The key areas of focus: A Global Sport For All – True to its Values
For each area of focus, World Rugby has set a series of ambitious targets. These focus areas are:
- The Game itself
Player Welfare and Rule Changes
World Rugby aims to keep player welfare as the main priority in its Strategic Plan 2021-25 and continue to advance player welfare guided by evolving research, science and technology.
The governing body says”it will continue to lead targeted research to inform and advance injury prevention and mental wellbeing and drive player welfare-centred law review and trials to further protect players at all levels of the game.
World Rugby will evolve the game to ensure it is “attractive and relevant to a new generation of participants.”
Some of the ways mentioned are to:
- Supercharge sevens.
- Enhance the community game.
- Further develop the non-contact offering for emerging nations, where shorter formats such as Touch and Tag are attracting newcomers to the sport. (Recent Nielsen data demonstrates that in some nations, two-thirds of new rugby followers are introduced via non-traditional formats.)
Rugby Calendar and Competitions
In addition to the recently announced WXV women’s international competition and planned support for Pacific Islands professional rugby franchises, World Rugby aims to “advance and unify the men’s international fifteens and sevens calendars:
World Rugby will continue to work on a unified approach to international test match rugby for the July and November windows.
There are plans to launch a new men’s and women’s emerging nations competitions by 2022 to increase high-performance competition opportunities, and a revamped sevens rugby ecosystem.
Post COVID-19, World Rugby will work in partnership with regions and unions to retain players, “with a particular focus on the 15 a side game, building capacity and capability.”
World Rugby’s acknowledges women’s rugby is the single biggest opportunity to grow the sport.
The 2017-25 Women’s Development Plan is halfway through its time period and World Rugby will review and grow leaders and competitions, grassroots to commercial, and extend the ‘Try and Stop Us’ campaign. In 2021, 28% of global rugby players are women!
There is also a new plan to “accelerate diversity and inclusion across all levels of the game”.
The governing body plans to facilitate knowledge sharing, as well as generating insight and materials, such as marketing and communications toolkits, for regional associations and unions.
- Target 10% increase in global followers and fans by 2025.
- Committed to enhancing the way it works with stakeholders by introducing a new ‘State of the Union’ survey to gather feedback and better understand the needs of its partners.
- Optimising digital platforms, building interest and engagement.
The global commercial, broadcast and content strategy focuses on growing rugby’s audiences around the world. (You can read our article on how rugby is engaging with its audience in Asia).
World Rugby CEO Alan Gilpin added: “As an organisation, a sport and a family, this plan will guide how we tackle the three Cs of Covid, calendar and concussion, and build the foundations for a safer, stronger and more sustainable game for all.”
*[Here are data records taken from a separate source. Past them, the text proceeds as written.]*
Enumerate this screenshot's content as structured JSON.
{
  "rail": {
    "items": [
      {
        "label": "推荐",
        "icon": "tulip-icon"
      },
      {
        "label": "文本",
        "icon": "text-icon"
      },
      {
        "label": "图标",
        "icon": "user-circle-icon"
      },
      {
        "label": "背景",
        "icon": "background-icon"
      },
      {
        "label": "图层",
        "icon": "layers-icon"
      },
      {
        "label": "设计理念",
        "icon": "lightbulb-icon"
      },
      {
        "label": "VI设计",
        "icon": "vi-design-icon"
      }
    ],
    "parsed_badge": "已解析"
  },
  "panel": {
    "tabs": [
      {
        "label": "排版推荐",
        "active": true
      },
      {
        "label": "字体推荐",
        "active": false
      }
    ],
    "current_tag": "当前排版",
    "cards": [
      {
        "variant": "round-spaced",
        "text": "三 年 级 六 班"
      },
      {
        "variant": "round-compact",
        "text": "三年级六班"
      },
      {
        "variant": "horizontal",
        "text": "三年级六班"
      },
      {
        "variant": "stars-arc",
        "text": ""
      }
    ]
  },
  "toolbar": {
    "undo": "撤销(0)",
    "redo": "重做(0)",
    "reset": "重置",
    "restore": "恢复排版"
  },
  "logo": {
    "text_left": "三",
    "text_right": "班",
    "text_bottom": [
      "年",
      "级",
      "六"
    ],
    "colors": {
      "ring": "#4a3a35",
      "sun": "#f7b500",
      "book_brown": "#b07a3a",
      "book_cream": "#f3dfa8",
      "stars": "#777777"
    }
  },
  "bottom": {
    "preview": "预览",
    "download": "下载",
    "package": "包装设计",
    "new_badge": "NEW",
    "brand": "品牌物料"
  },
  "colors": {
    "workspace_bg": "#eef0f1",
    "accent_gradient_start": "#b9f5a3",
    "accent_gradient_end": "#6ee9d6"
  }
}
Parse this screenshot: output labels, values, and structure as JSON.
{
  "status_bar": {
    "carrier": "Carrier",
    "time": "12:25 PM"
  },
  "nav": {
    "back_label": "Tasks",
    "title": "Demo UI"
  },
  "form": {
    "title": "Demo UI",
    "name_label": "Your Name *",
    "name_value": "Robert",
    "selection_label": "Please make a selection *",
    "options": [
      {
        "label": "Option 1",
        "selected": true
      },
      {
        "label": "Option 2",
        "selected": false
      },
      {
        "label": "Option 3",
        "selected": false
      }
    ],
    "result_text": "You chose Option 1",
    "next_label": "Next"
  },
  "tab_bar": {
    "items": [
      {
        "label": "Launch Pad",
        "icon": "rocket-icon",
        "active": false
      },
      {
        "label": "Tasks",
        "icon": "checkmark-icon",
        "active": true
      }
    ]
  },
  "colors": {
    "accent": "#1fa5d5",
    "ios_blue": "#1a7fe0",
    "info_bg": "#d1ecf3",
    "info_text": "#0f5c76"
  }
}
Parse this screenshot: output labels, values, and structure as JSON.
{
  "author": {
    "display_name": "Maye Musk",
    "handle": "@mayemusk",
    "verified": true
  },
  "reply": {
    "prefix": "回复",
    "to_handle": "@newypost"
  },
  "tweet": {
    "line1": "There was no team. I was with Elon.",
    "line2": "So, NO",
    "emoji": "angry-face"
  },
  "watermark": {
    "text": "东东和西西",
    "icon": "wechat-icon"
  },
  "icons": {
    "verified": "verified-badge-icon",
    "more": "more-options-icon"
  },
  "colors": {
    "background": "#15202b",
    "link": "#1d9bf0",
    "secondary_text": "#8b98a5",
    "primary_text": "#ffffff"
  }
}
In the media briefing, Gilpin said he was opportunistic about what return to rugby means and that they are confident that by 2025, 40% of the playing population will be female, mentioning the growth in emerging markets such as India, the US, and Brazil, in particular.
The CEO also touched on exploring their own streaming platform service while also working in tandem with existing broadcast partners who remain hugely important to World Rugby. Gilpin also mentioned that they are looking at all options for fan engagement including NFT (non-fungible tokens).
The dates for key global rugby events such as the World Rugby Sevens 2022 (due to be held in South Arica) and other key tournaments might be finalised over the coming months.
The World Rugby Strategic Plan 2021-25 can be found online here.
World Rugby News 2021
- Ada Milby Running for World Rugby EXCO.
- Your Guide to the Asia Rugby 2021 Competitions.
- Alan Gilpin is the new World Rugby Chief Executive Officer.
- Asian Match Officials Confirmed for Tokyo 2021 Sevens Rugby.